• WORK TO COMPLETE:
The answer should consist of each line from the data below that includes "value".

DATA IN THIS EXERCISE START

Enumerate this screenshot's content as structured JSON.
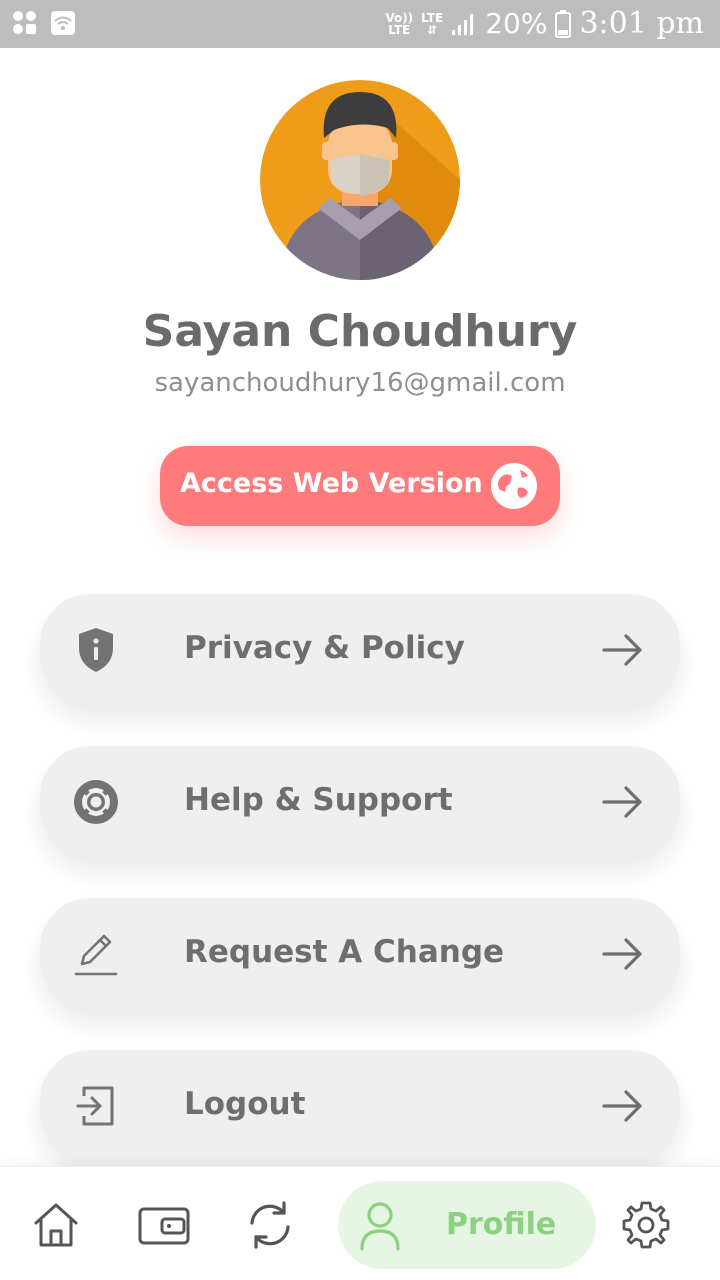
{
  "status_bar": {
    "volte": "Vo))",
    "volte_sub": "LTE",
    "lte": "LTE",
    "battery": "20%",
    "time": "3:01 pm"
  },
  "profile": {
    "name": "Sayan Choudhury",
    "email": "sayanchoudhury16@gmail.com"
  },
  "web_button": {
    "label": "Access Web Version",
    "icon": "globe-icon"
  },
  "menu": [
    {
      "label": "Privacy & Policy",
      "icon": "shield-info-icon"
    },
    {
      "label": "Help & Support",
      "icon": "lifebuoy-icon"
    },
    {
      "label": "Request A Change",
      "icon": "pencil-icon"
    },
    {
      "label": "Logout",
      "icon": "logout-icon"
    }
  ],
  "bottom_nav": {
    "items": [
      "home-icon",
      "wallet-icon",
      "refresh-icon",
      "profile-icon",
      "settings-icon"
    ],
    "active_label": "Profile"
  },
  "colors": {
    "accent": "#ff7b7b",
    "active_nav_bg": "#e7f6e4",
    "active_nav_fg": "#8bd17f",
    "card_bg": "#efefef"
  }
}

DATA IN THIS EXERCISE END
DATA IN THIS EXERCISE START

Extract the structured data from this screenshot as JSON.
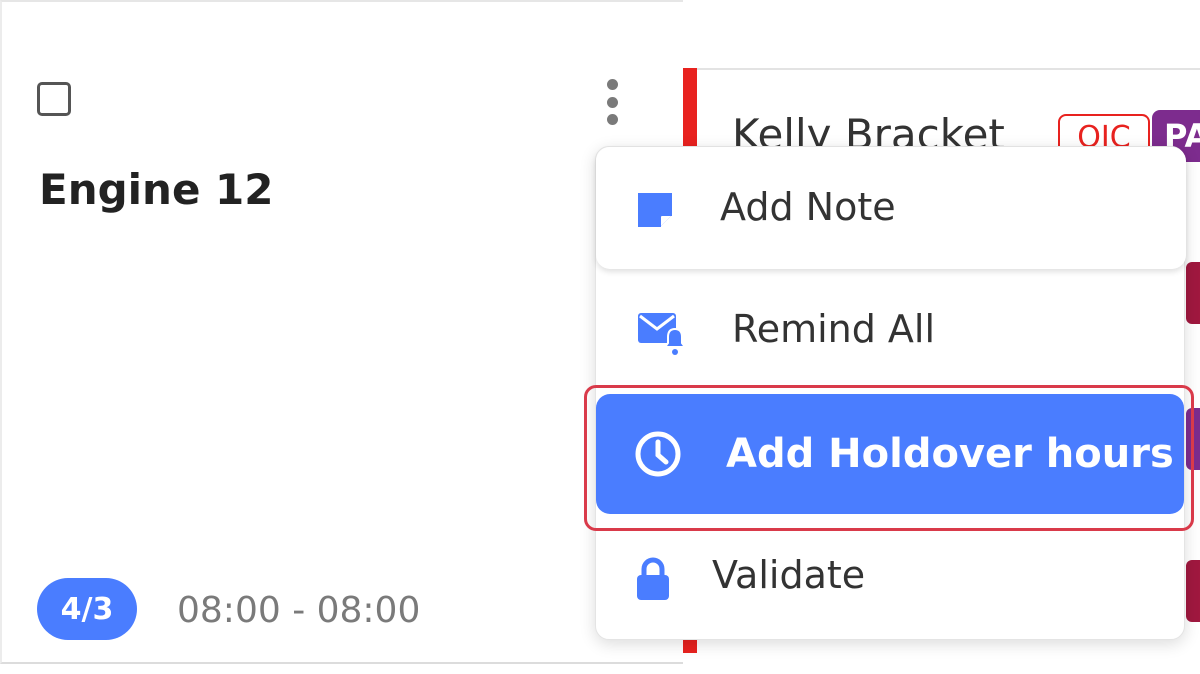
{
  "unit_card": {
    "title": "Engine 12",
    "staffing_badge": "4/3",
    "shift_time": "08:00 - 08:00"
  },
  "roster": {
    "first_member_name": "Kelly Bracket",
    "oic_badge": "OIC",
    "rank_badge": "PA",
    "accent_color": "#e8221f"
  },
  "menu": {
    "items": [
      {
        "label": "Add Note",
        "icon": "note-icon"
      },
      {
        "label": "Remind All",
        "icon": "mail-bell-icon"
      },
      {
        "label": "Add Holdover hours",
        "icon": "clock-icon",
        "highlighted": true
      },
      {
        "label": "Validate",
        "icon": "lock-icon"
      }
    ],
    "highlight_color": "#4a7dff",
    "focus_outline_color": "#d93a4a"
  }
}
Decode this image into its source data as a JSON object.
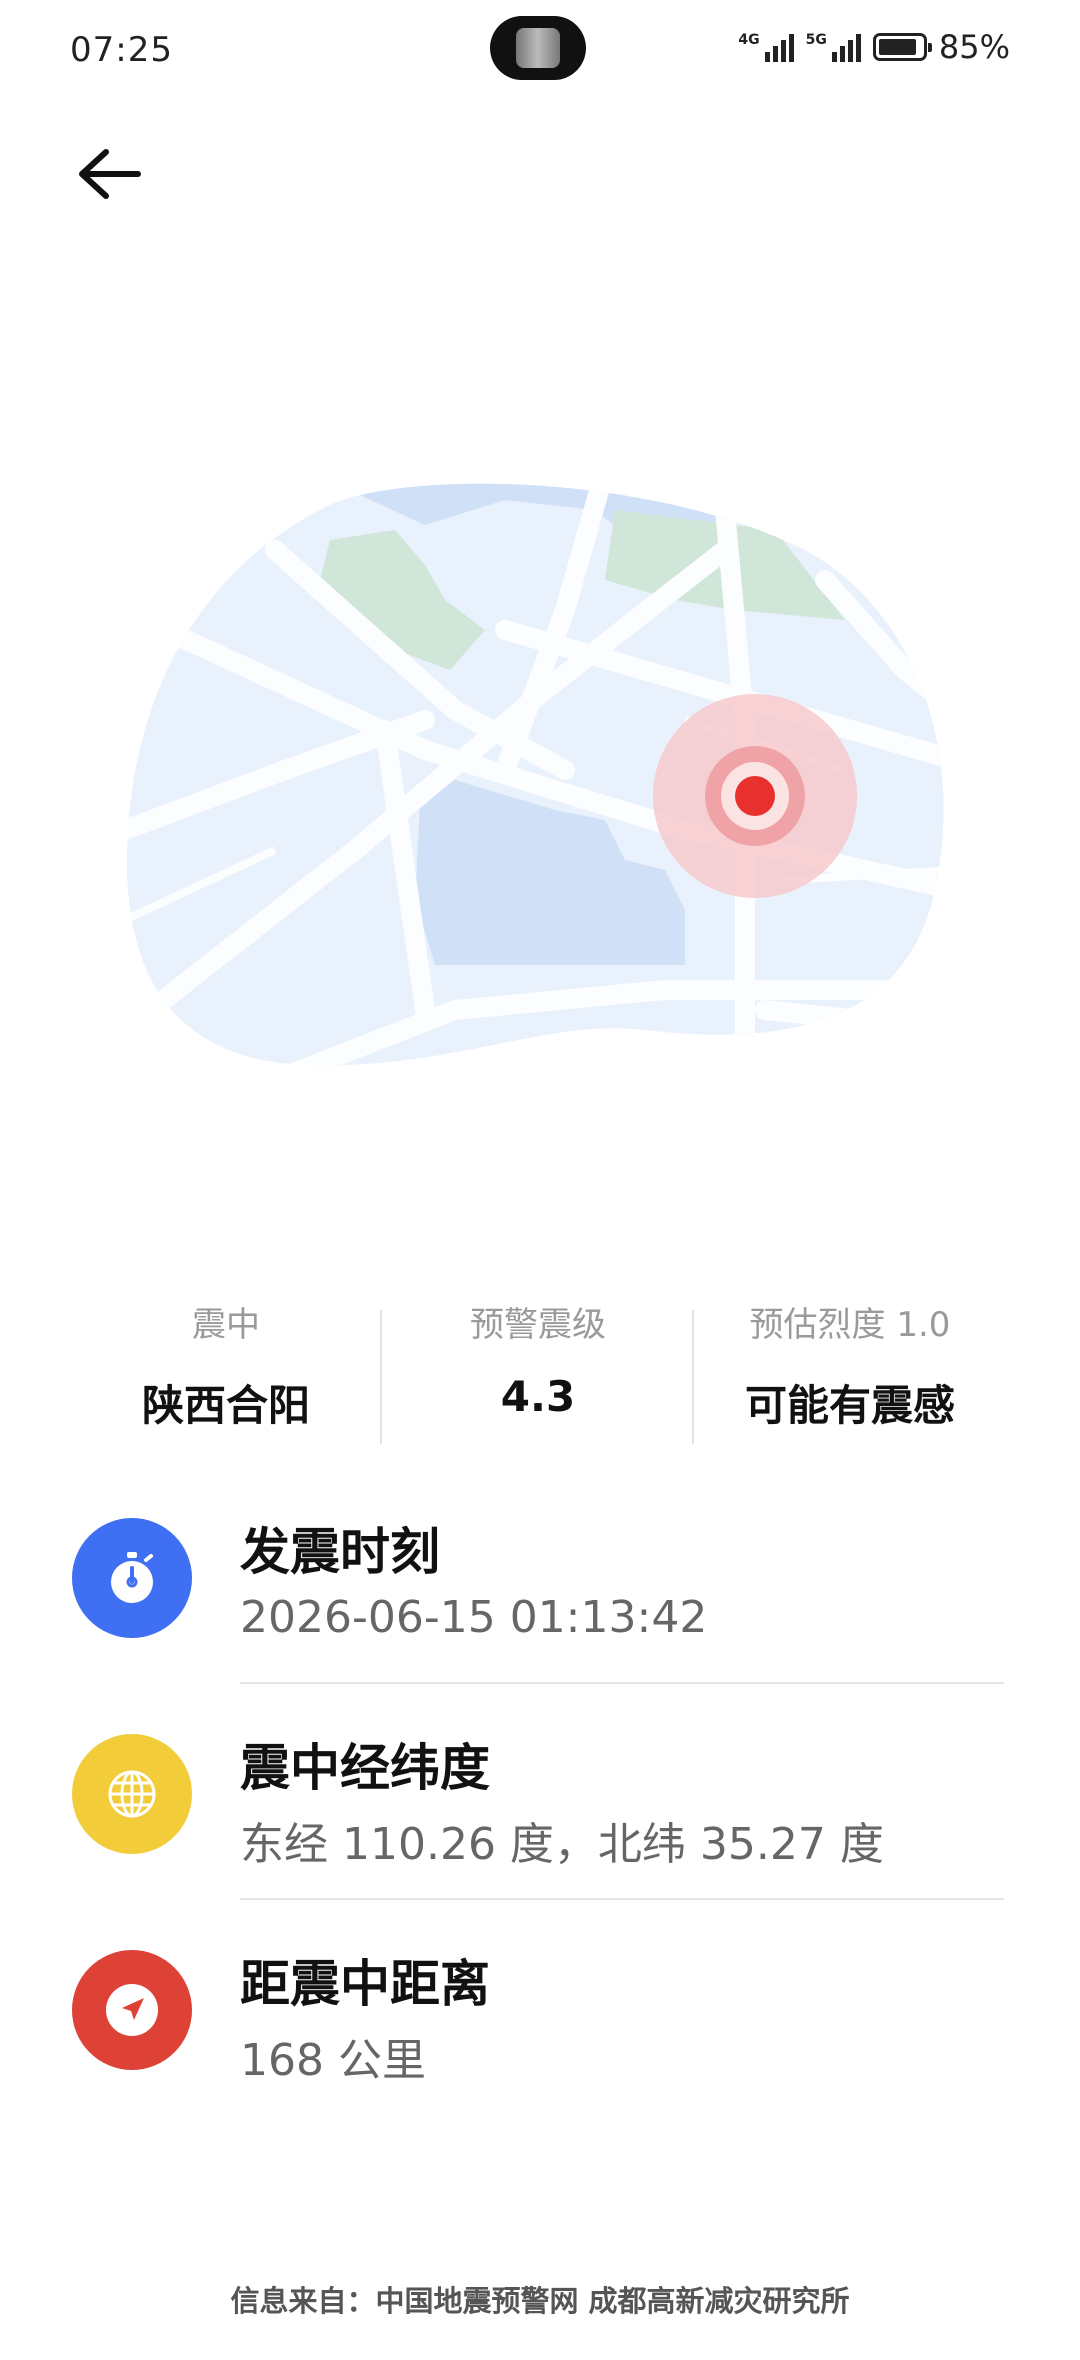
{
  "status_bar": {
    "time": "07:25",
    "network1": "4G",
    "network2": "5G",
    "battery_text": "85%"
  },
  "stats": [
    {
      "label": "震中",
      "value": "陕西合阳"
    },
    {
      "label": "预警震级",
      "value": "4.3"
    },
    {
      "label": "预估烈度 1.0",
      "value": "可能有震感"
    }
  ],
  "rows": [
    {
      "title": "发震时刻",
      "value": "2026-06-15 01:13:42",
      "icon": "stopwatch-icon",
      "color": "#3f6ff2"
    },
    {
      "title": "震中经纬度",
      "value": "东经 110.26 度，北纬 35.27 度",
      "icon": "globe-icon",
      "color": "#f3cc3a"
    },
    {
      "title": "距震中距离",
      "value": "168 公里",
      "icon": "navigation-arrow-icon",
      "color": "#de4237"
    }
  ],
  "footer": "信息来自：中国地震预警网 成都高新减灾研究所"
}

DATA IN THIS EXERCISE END

• SOLUTION FOR THIS EXERCISE:
      "value": "陕西合阳"
      "value": "4.3"
      "value": "可能有震感"
      "value": "2026-06-15 01:13:42",
      "value": "东经 110.26 度，北纬 35.27 度",
      "value": "168 公里",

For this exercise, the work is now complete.